App and web page records
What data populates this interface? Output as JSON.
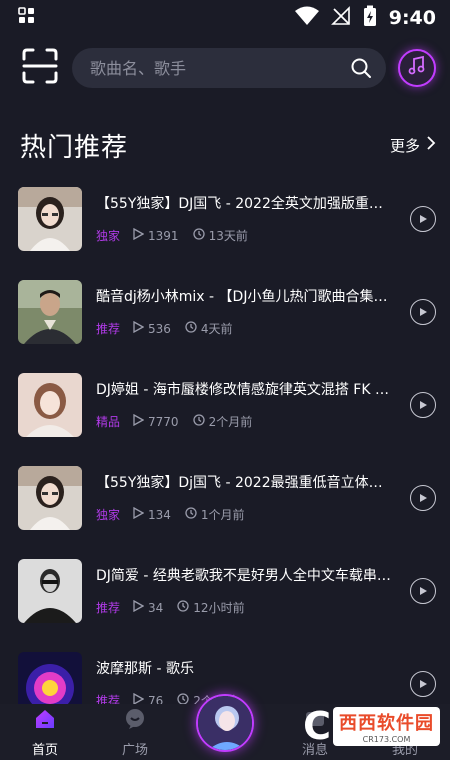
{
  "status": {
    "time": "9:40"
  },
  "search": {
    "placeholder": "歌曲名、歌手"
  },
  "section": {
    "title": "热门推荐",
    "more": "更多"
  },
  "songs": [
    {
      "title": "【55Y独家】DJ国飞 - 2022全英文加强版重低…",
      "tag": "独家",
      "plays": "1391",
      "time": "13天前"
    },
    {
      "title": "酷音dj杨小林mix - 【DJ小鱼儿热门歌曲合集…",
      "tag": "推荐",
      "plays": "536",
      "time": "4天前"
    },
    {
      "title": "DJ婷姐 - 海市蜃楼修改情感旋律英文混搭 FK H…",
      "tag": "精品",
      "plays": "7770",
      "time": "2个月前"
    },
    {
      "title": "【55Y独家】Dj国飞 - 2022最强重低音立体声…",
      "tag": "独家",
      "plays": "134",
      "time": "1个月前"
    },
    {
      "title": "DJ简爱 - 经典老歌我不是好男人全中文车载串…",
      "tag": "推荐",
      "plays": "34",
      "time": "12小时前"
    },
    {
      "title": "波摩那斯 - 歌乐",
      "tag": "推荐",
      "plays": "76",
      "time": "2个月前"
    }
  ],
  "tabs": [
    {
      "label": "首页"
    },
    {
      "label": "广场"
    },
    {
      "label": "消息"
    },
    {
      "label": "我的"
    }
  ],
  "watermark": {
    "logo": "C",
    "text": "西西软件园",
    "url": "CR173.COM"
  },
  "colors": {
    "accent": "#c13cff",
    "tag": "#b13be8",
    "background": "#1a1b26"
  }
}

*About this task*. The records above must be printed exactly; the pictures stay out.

*Response to this exercise*.
What data populates this interface? Output as JSON.
{
  "status": {
    "time": "9:40"
  },
  "search": {
    "placeholder": "歌曲名、歌手"
  },
  "section": {
    "title": "热门推荐",
    "more": "更多"
  },
  "songs": [
    {
      "title": "【55Y独家】DJ国飞 - 2022全英文加强版重低…",
      "tag": "独家",
      "plays": "1391",
      "time": "13天前"
    },
    {
      "title": "酷音dj杨小林mix - 【DJ小鱼儿热门歌曲合集…",
      "tag": "推荐",
      "plays": "536",
      "time": "4天前"
    },
    {
      "title": "DJ婷姐 - 海市蜃楼修改情感旋律英文混搭 FK H…",
      "tag": "精品",
      "plays": "7770",
      "time": "2个月前"
    },
    {
      "title": "【55Y独家】Dj国飞 - 2022最强重低音立体声…",
      "tag": "独家",
      "plays": "134",
      "time": "1个月前"
    },
    {
      "title": "DJ简爱 - 经典老歌我不是好男人全中文车载串…",
      "tag": "推荐",
      "plays": "34",
      "time": "12小时前"
    },
    {
      "title": "波摩那斯 - 歌乐",
      "tag": "推荐",
      "plays": "76",
      "time": "2个月前"
    }
  ],
  "tabs": [
    {
      "label": "首页"
    },
    {
      "label": "广场"
    },
    {
      "label": "消息"
    },
    {
      "label": "我的"
    }
  ],
  "watermark": {
    "logo": "C",
    "text": "西西软件园",
    "url": "CR173.COM"
  },
  "colors": {
    "accent": "#c13cff",
    "tag": "#b13be8",
    "background": "#1a1b26"
  }
}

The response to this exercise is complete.